Take the time and spend the money to get the current maintenance and parts manuals for your airplane. Getting them on CD-ROM is fine-you can keep a copy of the disc in the airplane for when youre on a trip and need some work done on your Mooney at a King Air shop-but youll also want the printed versions at the hangar for reference. Especially as our airplanes get older, part numbers change and are superseded. Having correct and current parts lists and maintenance procedures readily available can save untold amounts of time and money when its time to replace that out-of-spec frammis or find a new one. If your airframe manufacturer no longer sells new manuals, look to one of the reprint companies for a decent-quality copy. The Web-based auction site eBay can be a good source, depending on what you need.
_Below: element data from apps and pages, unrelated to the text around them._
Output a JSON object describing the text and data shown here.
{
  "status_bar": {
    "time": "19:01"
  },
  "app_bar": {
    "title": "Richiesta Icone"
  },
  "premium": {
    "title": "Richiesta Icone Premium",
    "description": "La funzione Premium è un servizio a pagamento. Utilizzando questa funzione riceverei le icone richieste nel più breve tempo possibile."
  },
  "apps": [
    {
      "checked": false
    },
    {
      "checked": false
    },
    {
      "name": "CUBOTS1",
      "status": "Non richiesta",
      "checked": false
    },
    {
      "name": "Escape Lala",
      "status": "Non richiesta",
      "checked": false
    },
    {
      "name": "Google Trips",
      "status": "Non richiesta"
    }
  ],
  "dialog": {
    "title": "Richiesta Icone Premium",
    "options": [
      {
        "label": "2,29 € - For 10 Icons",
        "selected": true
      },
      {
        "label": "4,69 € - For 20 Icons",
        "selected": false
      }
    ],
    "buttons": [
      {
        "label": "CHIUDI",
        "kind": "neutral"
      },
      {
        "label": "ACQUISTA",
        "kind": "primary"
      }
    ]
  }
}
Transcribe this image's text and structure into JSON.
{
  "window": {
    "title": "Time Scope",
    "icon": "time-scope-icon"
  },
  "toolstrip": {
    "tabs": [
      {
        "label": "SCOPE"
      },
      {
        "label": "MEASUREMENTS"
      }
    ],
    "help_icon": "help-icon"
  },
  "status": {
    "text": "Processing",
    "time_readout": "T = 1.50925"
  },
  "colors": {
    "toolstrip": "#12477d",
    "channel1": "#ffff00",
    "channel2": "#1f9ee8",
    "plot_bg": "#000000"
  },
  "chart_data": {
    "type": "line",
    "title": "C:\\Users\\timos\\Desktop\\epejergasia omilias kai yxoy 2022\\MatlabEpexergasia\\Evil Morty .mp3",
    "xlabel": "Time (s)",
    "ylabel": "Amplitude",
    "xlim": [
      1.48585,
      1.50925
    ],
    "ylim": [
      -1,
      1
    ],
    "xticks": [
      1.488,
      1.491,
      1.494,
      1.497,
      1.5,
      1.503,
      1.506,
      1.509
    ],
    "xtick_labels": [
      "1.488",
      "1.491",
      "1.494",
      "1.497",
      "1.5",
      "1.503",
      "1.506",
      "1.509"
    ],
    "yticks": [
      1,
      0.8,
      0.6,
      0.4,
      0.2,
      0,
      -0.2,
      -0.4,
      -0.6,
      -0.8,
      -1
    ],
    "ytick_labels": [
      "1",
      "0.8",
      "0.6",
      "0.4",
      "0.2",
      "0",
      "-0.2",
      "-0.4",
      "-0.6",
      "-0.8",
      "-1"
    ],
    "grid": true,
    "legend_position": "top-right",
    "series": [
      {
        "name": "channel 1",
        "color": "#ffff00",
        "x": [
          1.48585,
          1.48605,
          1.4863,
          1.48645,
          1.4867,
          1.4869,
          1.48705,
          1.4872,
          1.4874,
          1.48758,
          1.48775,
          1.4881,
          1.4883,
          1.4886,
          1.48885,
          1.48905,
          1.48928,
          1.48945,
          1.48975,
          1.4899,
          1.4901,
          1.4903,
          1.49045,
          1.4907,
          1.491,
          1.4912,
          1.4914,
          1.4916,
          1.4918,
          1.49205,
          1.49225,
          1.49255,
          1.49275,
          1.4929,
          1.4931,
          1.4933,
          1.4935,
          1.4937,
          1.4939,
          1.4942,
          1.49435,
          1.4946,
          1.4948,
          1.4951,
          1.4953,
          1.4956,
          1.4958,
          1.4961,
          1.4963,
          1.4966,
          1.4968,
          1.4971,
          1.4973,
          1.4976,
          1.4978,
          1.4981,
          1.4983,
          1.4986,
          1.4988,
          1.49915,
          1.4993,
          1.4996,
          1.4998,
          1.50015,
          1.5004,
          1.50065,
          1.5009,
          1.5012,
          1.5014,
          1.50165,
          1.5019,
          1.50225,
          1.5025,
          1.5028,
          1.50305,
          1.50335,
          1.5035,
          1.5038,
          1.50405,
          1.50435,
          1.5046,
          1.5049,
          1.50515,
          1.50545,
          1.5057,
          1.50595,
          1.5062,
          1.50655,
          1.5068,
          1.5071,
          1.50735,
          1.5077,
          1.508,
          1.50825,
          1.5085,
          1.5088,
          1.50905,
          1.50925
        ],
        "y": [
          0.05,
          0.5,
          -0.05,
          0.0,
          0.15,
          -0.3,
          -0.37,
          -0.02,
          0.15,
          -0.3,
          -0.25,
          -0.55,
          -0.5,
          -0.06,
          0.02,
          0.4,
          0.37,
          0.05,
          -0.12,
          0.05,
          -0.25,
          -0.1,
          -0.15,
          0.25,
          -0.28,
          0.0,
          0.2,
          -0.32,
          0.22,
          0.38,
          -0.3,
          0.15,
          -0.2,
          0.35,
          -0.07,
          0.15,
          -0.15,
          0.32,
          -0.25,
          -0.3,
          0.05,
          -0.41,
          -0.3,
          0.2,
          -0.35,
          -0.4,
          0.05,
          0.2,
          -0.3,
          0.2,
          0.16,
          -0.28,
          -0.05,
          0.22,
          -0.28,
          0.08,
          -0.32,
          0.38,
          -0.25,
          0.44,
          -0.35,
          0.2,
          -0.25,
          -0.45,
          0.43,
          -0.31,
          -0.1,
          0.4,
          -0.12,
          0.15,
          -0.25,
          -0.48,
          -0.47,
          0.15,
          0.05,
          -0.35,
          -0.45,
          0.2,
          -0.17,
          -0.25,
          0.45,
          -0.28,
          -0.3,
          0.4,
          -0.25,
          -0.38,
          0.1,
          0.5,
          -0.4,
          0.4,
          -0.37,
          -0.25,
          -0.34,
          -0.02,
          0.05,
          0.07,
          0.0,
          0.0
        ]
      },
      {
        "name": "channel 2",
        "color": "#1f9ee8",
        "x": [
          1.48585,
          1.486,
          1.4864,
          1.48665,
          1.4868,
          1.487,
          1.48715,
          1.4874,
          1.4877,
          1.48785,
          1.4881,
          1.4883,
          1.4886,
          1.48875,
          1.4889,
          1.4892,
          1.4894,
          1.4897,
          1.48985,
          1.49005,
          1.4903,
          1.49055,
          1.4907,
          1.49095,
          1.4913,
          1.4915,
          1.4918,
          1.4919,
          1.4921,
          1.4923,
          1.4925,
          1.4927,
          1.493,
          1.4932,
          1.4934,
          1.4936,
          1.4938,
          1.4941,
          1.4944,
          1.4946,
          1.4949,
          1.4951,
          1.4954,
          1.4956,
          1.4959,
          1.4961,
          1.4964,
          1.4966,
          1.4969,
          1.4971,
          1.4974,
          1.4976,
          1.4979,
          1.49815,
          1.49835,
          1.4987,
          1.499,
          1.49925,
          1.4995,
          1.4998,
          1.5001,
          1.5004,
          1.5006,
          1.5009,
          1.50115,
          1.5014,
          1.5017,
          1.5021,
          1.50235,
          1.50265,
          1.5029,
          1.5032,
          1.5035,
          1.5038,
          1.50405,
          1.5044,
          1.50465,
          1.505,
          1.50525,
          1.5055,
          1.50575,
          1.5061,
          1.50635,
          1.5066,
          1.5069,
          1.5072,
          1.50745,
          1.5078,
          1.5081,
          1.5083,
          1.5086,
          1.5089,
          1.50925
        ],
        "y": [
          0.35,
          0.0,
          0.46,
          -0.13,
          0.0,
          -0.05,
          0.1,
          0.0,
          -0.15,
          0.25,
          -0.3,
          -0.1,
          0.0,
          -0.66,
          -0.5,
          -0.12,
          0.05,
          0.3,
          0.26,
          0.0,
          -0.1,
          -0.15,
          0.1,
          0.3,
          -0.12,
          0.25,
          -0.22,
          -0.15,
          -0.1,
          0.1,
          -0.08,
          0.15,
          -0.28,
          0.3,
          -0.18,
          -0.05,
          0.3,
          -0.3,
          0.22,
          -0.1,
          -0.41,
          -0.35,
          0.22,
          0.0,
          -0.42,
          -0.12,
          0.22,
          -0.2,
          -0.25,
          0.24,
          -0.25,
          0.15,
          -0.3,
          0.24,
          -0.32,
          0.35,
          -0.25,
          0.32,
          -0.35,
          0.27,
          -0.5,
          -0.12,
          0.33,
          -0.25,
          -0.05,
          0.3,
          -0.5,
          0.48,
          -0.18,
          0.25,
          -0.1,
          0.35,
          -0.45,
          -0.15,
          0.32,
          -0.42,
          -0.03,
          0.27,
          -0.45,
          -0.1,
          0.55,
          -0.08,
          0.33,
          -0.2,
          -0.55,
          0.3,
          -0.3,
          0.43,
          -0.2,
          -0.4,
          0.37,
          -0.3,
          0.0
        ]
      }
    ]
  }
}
Also, having all the necessary manuals can mean getting top dollar for your airplane when you sell it-the buyer should have peace of mind knowing that you maintained the airplane per the manufacturers instructions and installed the correct parts.

Get the Right Training
Learning the best ways to fly your airplane in various configurations and during emergencies can pay big dividends in safety and, sometimes, reduced insurance premiums. Flying with the 200-hour CFI who has never flown your airplane type to knock out a BFR is fine, but youll need someone intimately familiar with it to show you things like emergency descents, short-field performance and engine failure procedures, especially in a twin. Again, type clubs can be invaluable resources when it comes to finding instructors experienced in how to fly your airplane, with the Bonanza Pilot Proficiency Program perhaps one of the best-known resources. Dont forget to spend some classroom time going over the airplanes systems before turning the key. Asking for additional work on things you may not fully understand.

Continuing Education
Once you get your Private and, say, your Instrument rating, you might think thats the last time youll need to see the inside of an aviation schoolhouse. Nonsense-with color moving-map GPS navigators in our panels, pop-up TFRs and new tricks on engine monitoring and operation everywhere you look, there is always something new about owning or flying your airplane to learn about. Its no secret were fans of training like the Advanced Pilot Seminars and the Savvy Aviator series, but theres a good reason: The education value from events like these is immense and well worth your time and money.

Your local FAA office may also offer a wide range of evening programs on various topics, many of them eligible for credit towards the WINGS proficiency program. Dont let the latest innovations in owning and operating your 30-year-old airplane pass you by. Yes, you can teach old dogs-err, pilots- new tricks.

Fly the Airplane
Lastly, dont let your bird become the airports hangar queen-airplanes work better and last longer when theyre flown regularly. Try to fly at least one hour a week and get out of the traffic pattern. Get some air underneath the wings and let the engine temperatures stabilize to circulate warm oil everywhere and boil off any corrosion-causing water that condensed. Keeping things lubricated and exercised through frequent use is one of the best ways to tamp down high ownership costs.

Owning an airplane is not for the faint of heart or weak of wallet. However, taking some time-honored and common-sense steps can improve the ownership experience, leave you with a safer, better-maintained airplane and result in reduced costs. What more can you ask for?

Also With This Article
“Defer This? It Depends…”
“The Savvy Owner”


Please enter your comment!
Please enter your name here